Object

Neuropathic pain is debilitating, and when chronic, it significantly affects the patient physically, psychologically, and socially. The neurobehavior of animals used as a model for chronic constriction injury seems analogous to the neurobehavior of humans with neuropathic pain. However, no data depicting the severity of histomorphological alterations of the nervous system associated with graded changes in neurobehavior are available. To determine the severity of histomorphological alteration related to neurobehavior, the authors created a model of chronic constrictive injury of varying intensity in rats and used the CatWalk XT system to evaluate neurobehavior.

Methods

A total of 60 Sprague-Dawley rats, weighing 250–300 g each, were randomly assigned to 1 of 5 groups that would receive sham surgery or 1, 2, 3, or 4 ligatures of 3-0 chromic gut loosely ligated around the left sciatic nerve. Neurobehavior was assessed by CatWalk XT, thermal hyperalgesia, and mechanic allodynia before injury and periodically after injury. The nerve tissue from skin to dorsal spinal cord was obtained for histomorphological analysis 1 week after injury, and brain evoked potentials were analyzed 4 weeks after injury.

Results.

Significant differences in expression of nerve growth factor existed in skin, and the differences were associated with the intensity of nerve injury. After injury, expression of cluster of differentiation 68 and tumor necrosis factor–α was increased, and expression of S100 protein in the middle of the injured nerve was decreased. Increased expression of synaptophysin in the dorsal root ganglion and dorsal spinal cord correlated with the intensity of injury. The amplitude of sensory evoked potential increased with greater severity of nerve damage. Mechanical allodynia and thermal hyperalgesia did not differ significantly among treatment groups at various time points. CatWalk XT gait analysis indicated significant differences for print areas, maximum contact maximum intensity, stand phase, swing phase, single stance, and regular index, with sham and/or intragroup comparisons.

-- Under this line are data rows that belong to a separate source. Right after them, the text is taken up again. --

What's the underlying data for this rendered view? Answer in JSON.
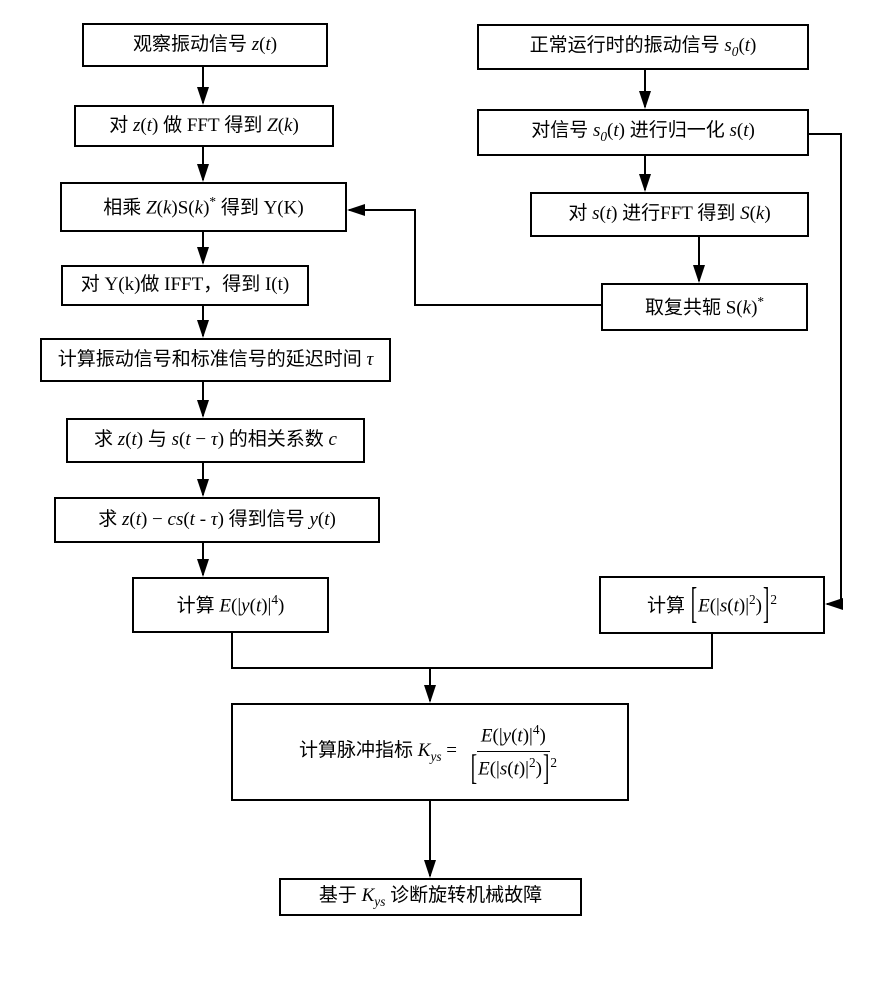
{
  "chart_data": {
    "type": "flowchart",
    "left_branch": [
      {
        "id": "b1",
        "text": "观察振动信号 z(t)"
      },
      {
        "id": "b2",
        "text": "对 z(t) 做 FFT 得到 Z(k)"
      },
      {
        "id": "b3",
        "text": "相乘 Z(k)S(k)* 得到 Y(K)"
      },
      {
        "id": "b4",
        "text": "对 Y(k)做 IFFT，得到 I(t)"
      },
      {
        "id": "b5",
        "text": "计算振动信号和标准信号的延迟时间 τ"
      },
      {
        "id": "b6",
        "text": "求 z(t) 与 s(t−τ) 的相关系数 c"
      },
      {
        "id": "b7",
        "text": "求 z(t)−cs(t−τ) 得到信号 y(t)"
      },
      {
        "id": "b8",
        "text": "计算 E(|y(t)|^4)"
      }
    ],
    "right_branch": [
      {
        "id": "r1",
        "text": "正常运行时的振动信号 s0(t)"
      },
      {
        "id": "r2",
        "text": "对信号 s0(t) 进行归一化 s(t)"
      },
      {
        "id": "r3",
        "text": "对 s(t) 进行FFT 得到 S(k)"
      },
      {
        "id": "r4",
        "text": "取复共轭 S(k)*"
      },
      {
        "id": "r5",
        "text": "计算 [E(|s(t)|^2)]^2"
      }
    ],
    "merge": [
      {
        "id": "m1",
        "text": "计算脉冲指标 Kys = E(|y(t)|^4) / [E(|s(t)|^2)]^2"
      },
      {
        "id": "m2",
        "text": "基于 Kys 诊断旋转机械故障"
      }
    ],
    "edges": [
      [
        "b1",
        "b2"
      ],
      [
        "b2",
        "b3"
      ],
      [
        "b3",
        "b4"
      ],
      [
        "b4",
        "b5"
      ],
      [
        "b5",
        "b6"
      ],
      [
        "b6",
        "b7"
      ],
      [
        "b7",
        "b8"
      ],
      [
        "r1",
        "r2"
      ],
      [
        "r2",
        "r3"
      ],
      [
        "r3",
        "r4"
      ],
      [
        "r4",
        "b3"
      ],
      [
        "r2",
        "r5"
      ],
      [
        "b8",
        "m1"
      ],
      [
        "r5",
        "m1"
      ],
      [
        "m1",
        "m2"
      ]
    ]
  },
  "labels": {
    "observe": "观察振动信号",
    "do_fft": "做",
    "fft": "FFT",
    "get": "得到",
    "multiply": "相乘",
    "ifft_left": "对",
    "ifft": "Y(k)做 IFFT，得到 I(t)",
    "delay": "计算振动信号和标准信号的延迟时间",
    "corr_a": "求",
    "corr_b": "与",
    "corr_c": "的相关系数",
    "sub_get": "得到信号",
    "compute": "计算",
    "normal_sig": "正常运行时的振动信号",
    "nrm_a": "对信号",
    "nrm_b": "进行归一化",
    "fft_r_a": "对",
    "fft_r_b": "进行FFT 得到",
    "conj": "取复共轭",
    "kys_label": "计算脉冲指标",
    "diag_a": "基于",
    "diag_b": "诊断旋转机械故障"
  }
}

Conclusions.

Histomorphological and electrophysiological alterations were associated with severity of nerve damage. Subtle neurobehavioral differences were detected by the CatWalk XT system but not by mechanical allodynia or thermal hyperalgesia. Thus, the CatWalk XT system should be a useful tool for monitoring changes in neuropathic pain, especially subtle alterations.